Why wait on the beans?
In our zone 7 area, you can put things out whenever, but peas and beans planted earlier grow a little, sit there, and then catch up with the ones you planted 3 or 4 weeks later. I can't tell the difference between the two when they really get going. Doesn't seem to hurt them being planted early, unless you have pests that gobble the little plants down to the nubbins. Planting later will decrease this window. I never have a problem one way or another. My scarlet runners bean seeds even overwinter and sprout on their own!
Give me a few minutes while I caffeinate.
RE: beans vs peas - I've always planted snow peas (edible pod type) as early as the ground thawed. They can take cold weather, and they stop producing as soon as the heat arrives.
Beans - runner or pole - need the soil to be at least 60° to germinate, from what I have read. So I usually wait till late April/May to plant those.
My radishes are up with 2 sets of leaves! Now I plant the more rows every few weeks so I can harvest over time.
SweetSilver - I haven't grown the scarlet runner - are they good as fresh beans? I usually do Kentucky or Blue Lake.
One of the pleasures of beans is leaving a few pods on the vine to dry and store for the next year's crop!
Usually folks eat the bean itself, but we harvest them young and eat them as green beans. They are deeply sweet with a good greenbeany flavor. If you like green beans, you will love scarlet runners. They are my favorite for flavor. We cut them on the diagonal. I don't know if they would be as crisp when pickled, though. I don't know if they are as prolific per square foot as Blue Lakes or Kentucky Wonders, but they can be stashed at the backs of the flower beds, in front of the shrubs, pretty much anywhere.
Give me a few minutes while I caffeinate.
Shameless crosspost from another thread in my DDC. But I'm so happy for the weekend's progress that I have to share!
Yay weedless beds full of compost!
Over-wintered kale, some which we ate for lunch yesterday. Noms.

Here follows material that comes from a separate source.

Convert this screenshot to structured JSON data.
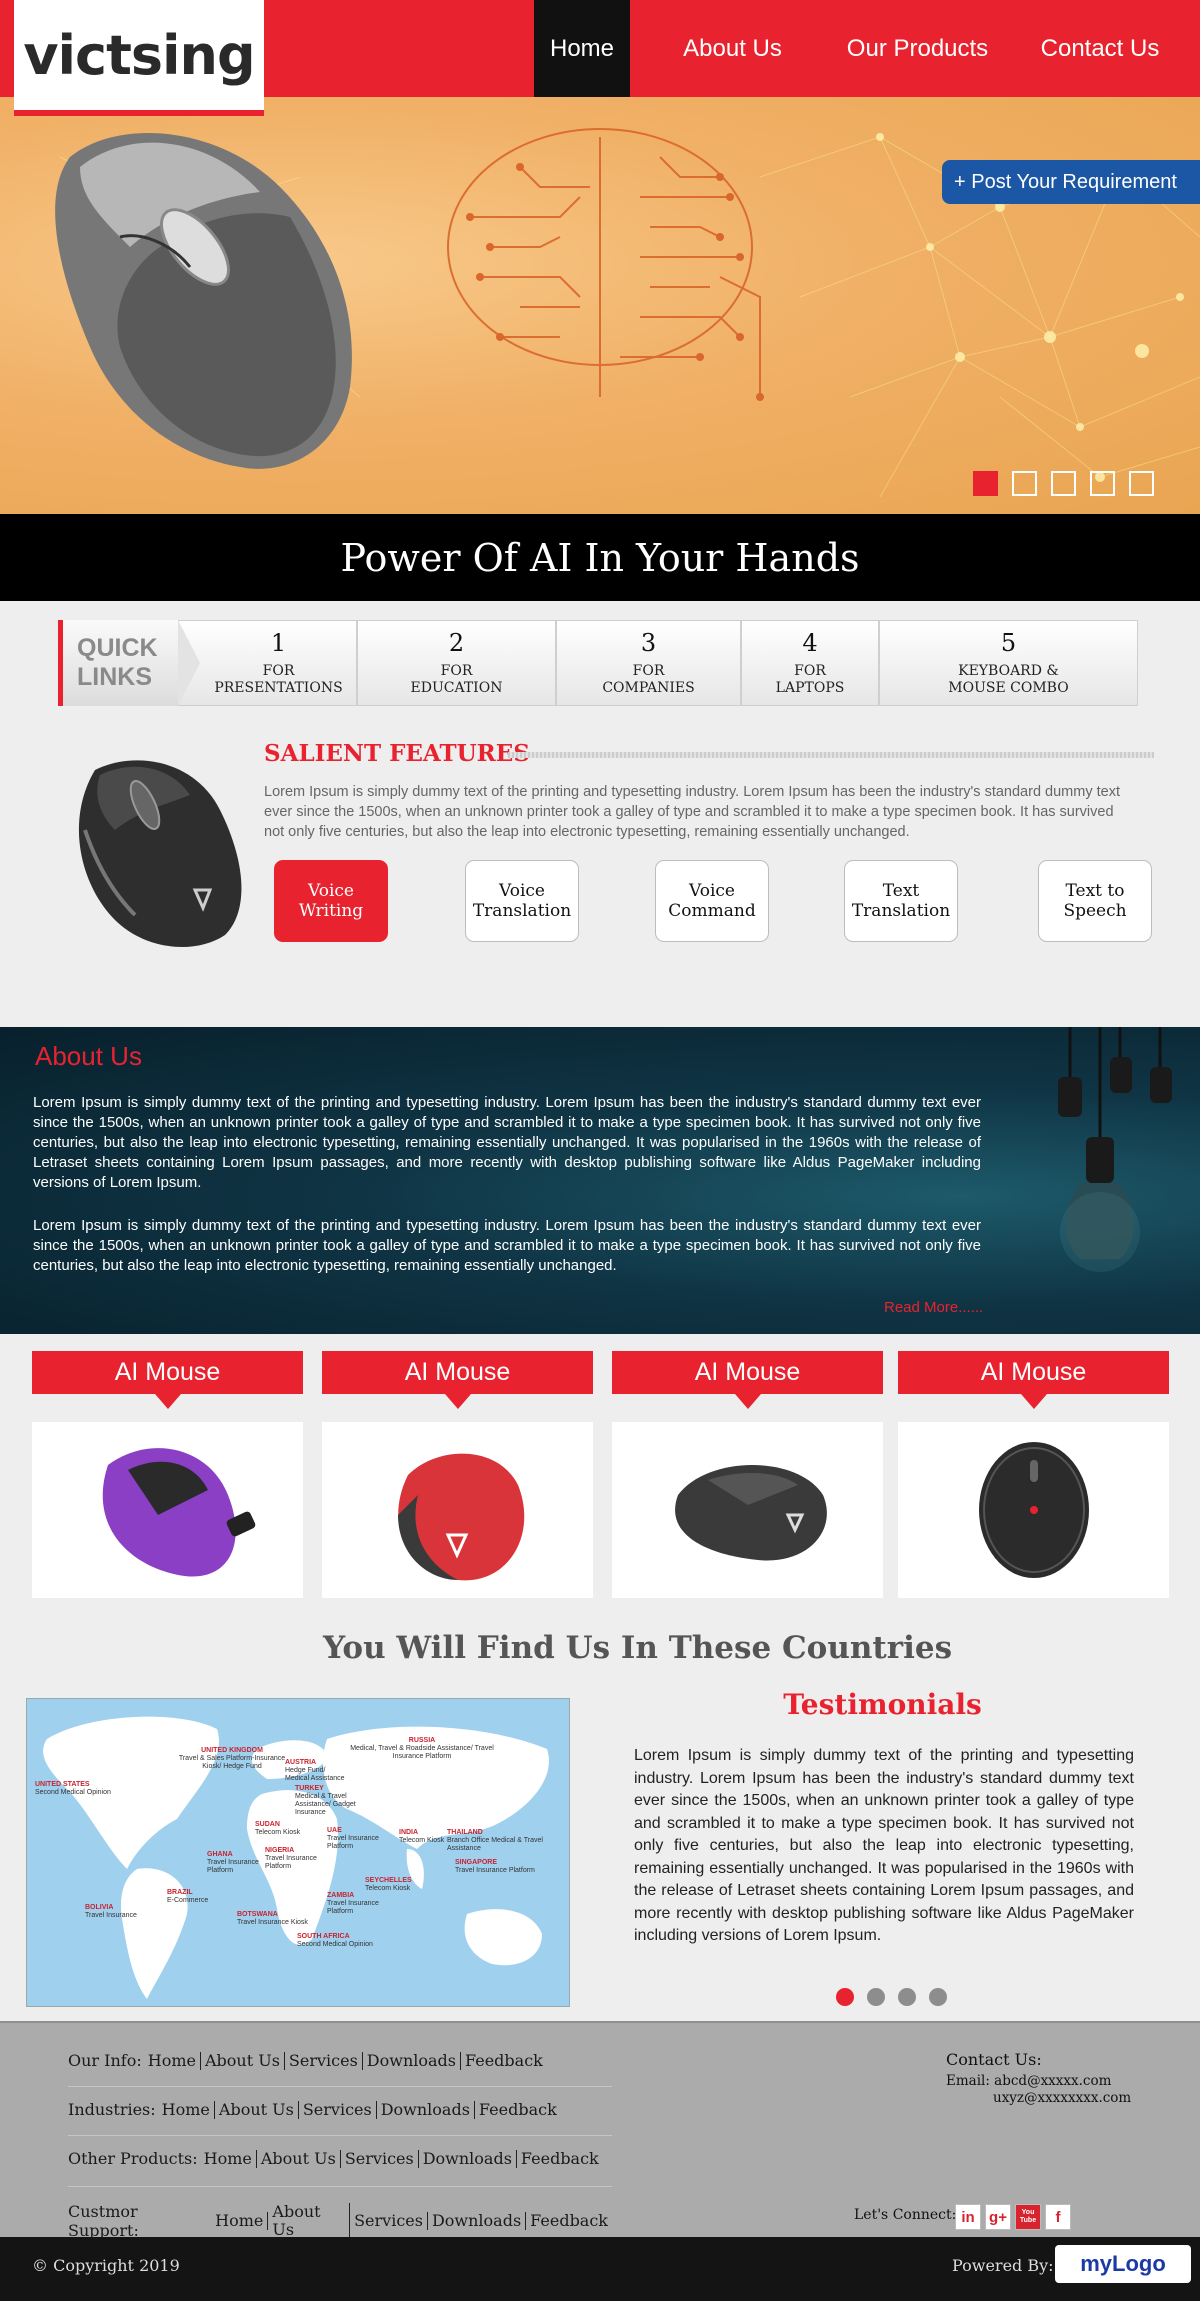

Beets on the right. Turnips, carrots, and parsnips on the left:
Radishes and lettuces on right. Brussels, broccoli, chard on the left:
Collards, kohlrabi, cabbages on the right. Left reserved for sorrel and something else this year:

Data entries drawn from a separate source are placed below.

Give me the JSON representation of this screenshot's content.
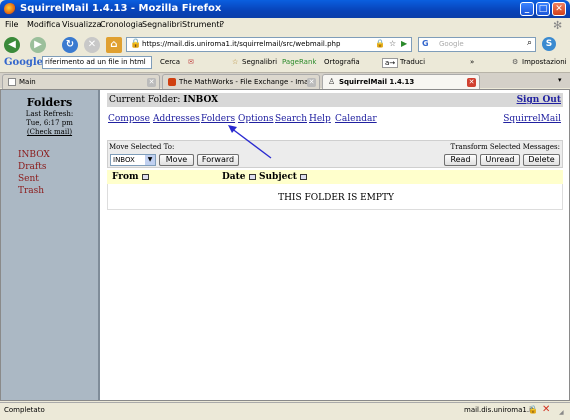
{
  "window": {
    "title": "SquirrelMail 1.4.13 - Mozilla Firefox",
    "controls": {
      "minimize": "_",
      "maximize": "□",
      "close": "✕"
    }
  },
  "menubar": {
    "items": [
      "File",
      "Modifica",
      "Visualizza",
      "Cronologia",
      "Segnalibri",
      "Strumenti",
      "?"
    ]
  },
  "navbar": {
    "url": "https://mail.dis.uniroma1.it/squirrelmail/src/webmail.php",
    "search_placeholder": "Google",
    "search_engine": "G"
  },
  "google_toolbar": {
    "logo": "Google",
    "search_value": "riferimento ad un file in html",
    "cerca": "Cerca",
    "segnalibri": "Segnalibri",
    "pagerank": "PageRank",
    "ortografia": "Ortografia",
    "traduci": "Traduci",
    "more": "»",
    "impostazioni": "Impostazioni"
  },
  "tabs": [
    {
      "label": "Main",
      "active": false
    },
    {
      "label": "The MathWorks - File Exchange - Ima...",
      "active": false
    },
    {
      "label": "SquirrelMail 1.4.13",
      "active": true
    }
  ],
  "sidebar": {
    "title": "Folders",
    "last_refresh_label": "Last Refresh:",
    "last_refresh_time": "Tue, 6:17 pm",
    "check_mail": "(Check mail)",
    "folders": [
      "INBOX",
      "Drafts",
      "Sent",
      "Trash"
    ]
  },
  "main": {
    "current_folder_label": "Current Folder:",
    "current_folder": "INBOX",
    "sign_out": "Sign Out",
    "nav_links": [
      "Compose",
      "Addresses",
      "Folders",
      "Options",
      "Search",
      "Help",
      "Calendar"
    ],
    "squirrelmail_link": "SquirrelMail",
    "move_selected_label": "Move Selected To:",
    "transform_label": "Transform Selected Messages:",
    "move_target": "INBOX",
    "buttons": {
      "move": "Move",
      "forward": "Forward",
      "read": "Read",
      "unread": "Unread",
      "delete": "Delete"
    },
    "columns": [
      "From",
      "Date",
      "Subject"
    ],
    "empty_message": "THIS FOLDER IS EMPTY"
  },
  "statusbar": {
    "status": "Completato",
    "domain": "mail.dis.uniroma1.it"
  },
  "colors": {
    "sidebar_bg": "#abb8c4",
    "folder_link": "#8b1a1a",
    "link": "#2020a0",
    "header_row": "#ffffcc",
    "annotation_arrow": "#2a2ad0"
  }
}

Fall-planted garlic, bunching onions, and shallots are pretty happy. They were chocked with weeds yesterday. Thankfully they were weak-rooted. Mom and I got them out pretty quickly.:

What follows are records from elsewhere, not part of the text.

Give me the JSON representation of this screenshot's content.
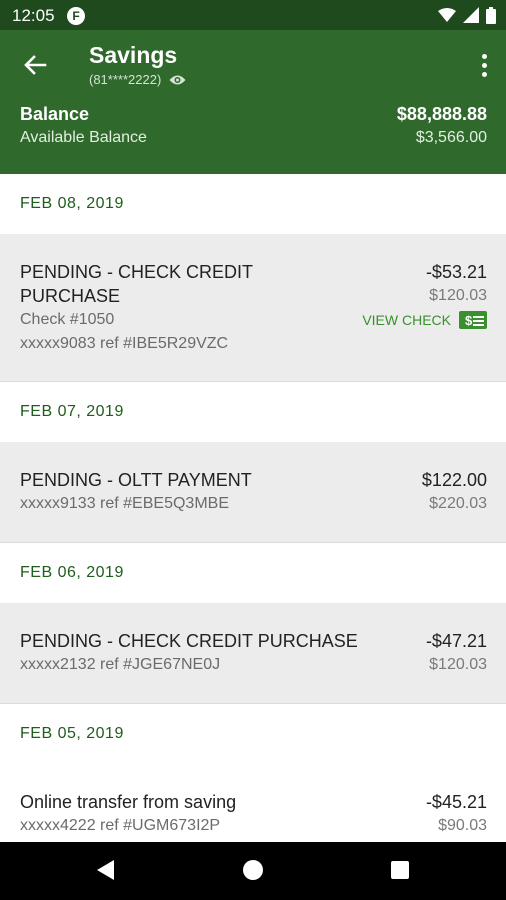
{
  "status_bar": {
    "time": "12:05",
    "app_icon": "F"
  },
  "header": {
    "title": "Savings",
    "account_masked": "(81****2222)",
    "balance_label": "Balance",
    "balance_value": "$88,888.88",
    "available_label": "Available Balance",
    "available_value": "$3,566.00"
  },
  "groups": [
    {
      "date": "FEB 08, 2019",
      "txn": {
        "desc_line1": "PENDING - CHECK CREDIT",
        "desc_line2": "PURCHASE",
        "check": "Check #1050",
        "ref": "xxxxx9083 ref #IBE5R29VZC",
        "amount": "-$53.21",
        "running": "$120.03",
        "view_check": "VIEW CHECK"
      }
    },
    {
      "date": "FEB 07, 2019",
      "txn": {
        "desc": "PENDING - OLTT PAYMENT",
        "ref": "xxxxx9133 ref #EBE5Q3MBE",
        "amount": "$122.00",
        "running": "$220.03"
      }
    },
    {
      "date": "FEB 06, 2019",
      "txn": {
        "desc": "PENDING - CHECK CREDIT PURCHASE",
        "ref": "xxxxx2132 ref #JGE67NE0J",
        "amount": "-$47.21",
        "running": "$120.03"
      }
    },
    {
      "date": "FEB 05, 2019",
      "txn": {
        "desc": "Online transfer from saving",
        "ref": "xxxxx4222 ref #UGM673I2P",
        "amount": "-$45.21",
        "running": "$90.03"
      }
    }
  ],
  "colors": {
    "header_bg": "#2f6a2c",
    "status_bg": "#1f4a1e",
    "accent_green": "#3a8f2e",
    "date_text": "#1f5d1c"
  },
  "icons": [
    "back-arrow-icon",
    "eye-icon",
    "more-vert-icon",
    "check-icon",
    "nav-back-icon",
    "nav-home-icon",
    "nav-recents-icon",
    "wifi-icon",
    "signal-icon",
    "battery-icon"
  ]
}
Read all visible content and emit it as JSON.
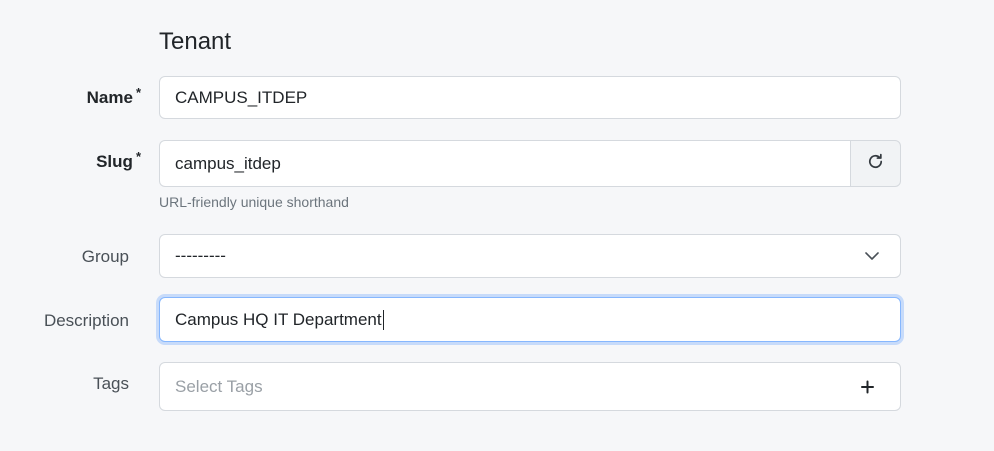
{
  "section": {
    "title": "Tenant"
  },
  "name": {
    "label": "Name",
    "required_mark": "*",
    "value": "CAMPUS_ITDEP"
  },
  "slug": {
    "label": "Slug",
    "required_mark": "*",
    "value": "campus_itdep",
    "help": "URL-friendly unique shorthand",
    "regenerate_icon": "refresh-icon"
  },
  "group": {
    "label": "Group",
    "value": "---------",
    "icon": "chevron-down-icon"
  },
  "description": {
    "label": "Description",
    "value": "Campus HQ IT Department"
  },
  "tags": {
    "label": "Tags",
    "placeholder": "Select Tags",
    "icon": "plus-icon"
  }
}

Trellis constructed by DH, strung with weed whacker nylon cord. Shelling peas planted below. First time for shelling peas, since I feel like I have enough space. Three more trellises are in the plans, for the snap/snow/sugar peas and the cucumbers.:
Virgin beds, aside from the just-sown peas. These will sit for another two months, awaiting the hot-veggie crops.
Thanks! It reached the 80s here today. Nuts. Watered in my seeds and generally felt a big, huge sigh of "Ahhhh, Spring is here." Maybe it'll retreat once more this season before coming for good, but this week promises to be a great preview.
My BP was back to normal after being elevated last week. MWs and I both whole heartedly attribute the return to normal to gardening over the weekend. Yay!
Our warm temps have put gardening on my mind, for sure! New things I'm trying this year are tobacco, beets and onions (i know onions are probably not revolutionary to most, but I failed with them the one time I tried and so haven't tried since... hoping for better results this time!)
Mama of 3 amazingly sweet kids , living the dream on our urban farm
Zone 7B here in Everett, WA although I feel like I am worlds away from some of you as we have highs in the mid-40s this week. I still sowed some snap peas, kale, spinach, arugula, Swiss chard, and radish today since those seem to germinate at cooler temps. Just one row of each though.
I've dabbled around in the past few years and had some success, but this year I am determined to be a "farmer" and complete the circle with some preserving and seed saving. We are working on building a few more beds as well.